**EXERCISE INSTRUCTIONS:**
Across the entries that follow, work out the number of lines containing the string "System", and state it alone.

•••••

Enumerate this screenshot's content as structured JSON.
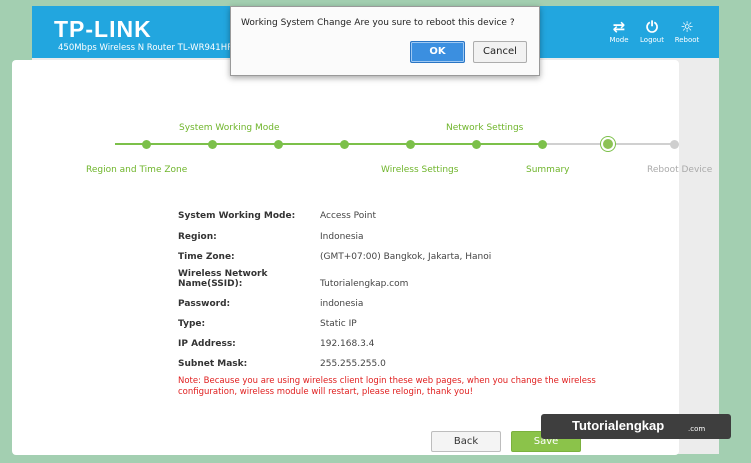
{
  "header": {
    "brand": "TP-LINK",
    "model": "450Mbps Wireless N Router TL-WR941HP",
    "buttons": {
      "mode": "Mode",
      "logout": "Logout",
      "reboot": "Reboot"
    },
    "icons": {
      "mode": "mode-icon",
      "logout": "power-icon",
      "reboot": "sun-icon"
    }
  },
  "wizard": {
    "steps_top": [
      "System Working Mode",
      "Network Settings"
    ],
    "steps_bottom": [
      "Region and Time Zone",
      "Wireless Settings",
      "Summary",
      "Reboot Device"
    ],
    "total_steps": 9,
    "current_step": 7
  },
  "summary": {
    "rows": [
      {
        "label": "System Working Mode:",
        "value": "Access Point"
      },
      {
        "label": "Region:",
        "value": "Indonesia"
      },
      {
        "label": "Time Zone:",
        "value": "(GMT+07:00) Bangkok, Jakarta, Hanoi"
      },
      {
        "label": "Wireless Network Name(SSID):",
        "value": "Tutorialengkap.com"
      },
      {
        "label": "Password:",
        "value": "indonesia"
      },
      {
        "label": "Type:",
        "value": "Static IP"
      },
      {
        "label": "IP Address:",
        "value": "192.168.3.4"
      },
      {
        "label": "Subnet Mask:",
        "value": "255.255.255.0"
      }
    ],
    "note": "Note: Because you are using wireless client login these web pages, when you change the wireless configuration, wireless module will restart, please relogin, thank you!"
  },
  "actions": {
    "back": "Back",
    "save": "Save"
  },
  "dialog": {
    "message": "Working System Change Are you sure to reboot this device ?",
    "ok": "OK",
    "cancel": "Cancel"
  },
  "watermark": {
    "main": "Tutorialengkap",
    "suffix": ".com"
  },
  "colors": {
    "header": "#22a6df",
    "accent_green": "#7cc04a",
    "note_red": "#e02020",
    "dialog_ok": "#3b8fe0"
  }
}
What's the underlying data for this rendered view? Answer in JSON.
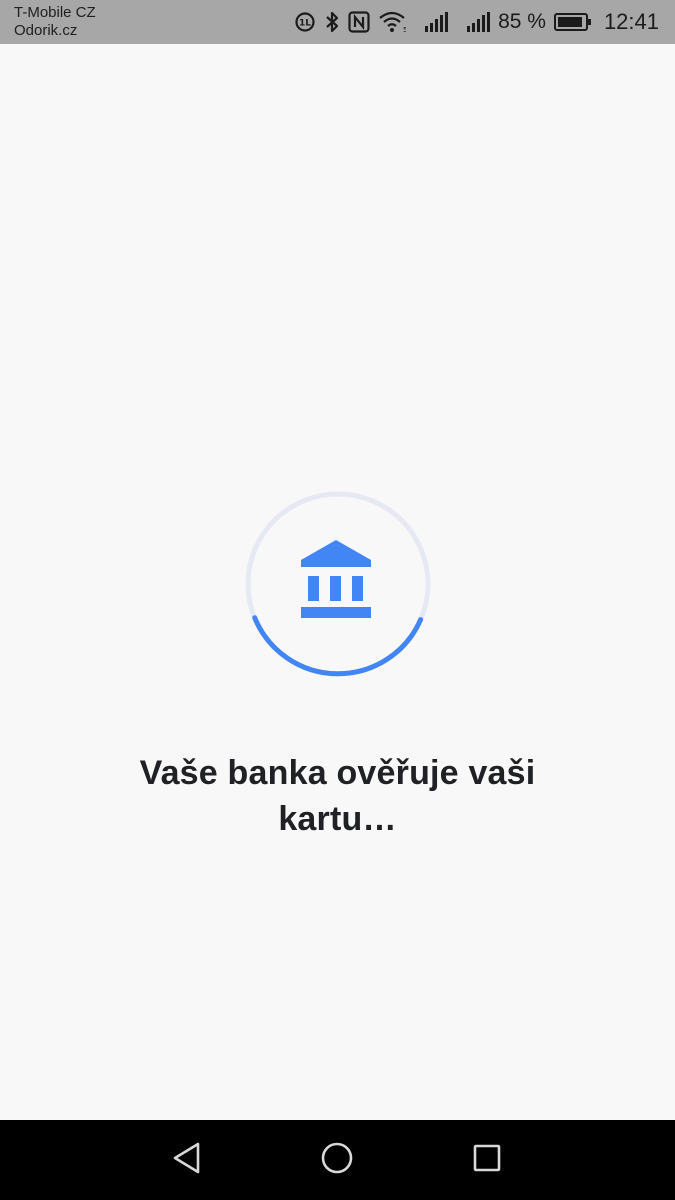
{
  "status_bar": {
    "carrier_line1": "T-Mobile CZ",
    "carrier_line2": "Odorik.cz",
    "battery_percent": "85 %",
    "time": "12:41",
    "icons": [
      "data-saver-icon",
      "bluetooth-icon",
      "nfc-icon",
      "wifi-icon",
      "signal-icon-1",
      "signal-icon-2",
      "battery-icon"
    ]
  },
  "main": {
    "icon": "bank-icon",
    "message": "Vaše banka ověřuje vaši kartu…",
    "colors": {
      "accent": "#4285f4",
      "track": "#e6e9f4",
      "text": "#202124",
      "background": "#f8f8f8"
    }
  },
  "nav_bar": {
    "buttons": [
      "back-icon",
      "home-icon",
      "recent-apps-icon"
    ]
  }
}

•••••

**ANSWER TO THIS EXERCISE:**
3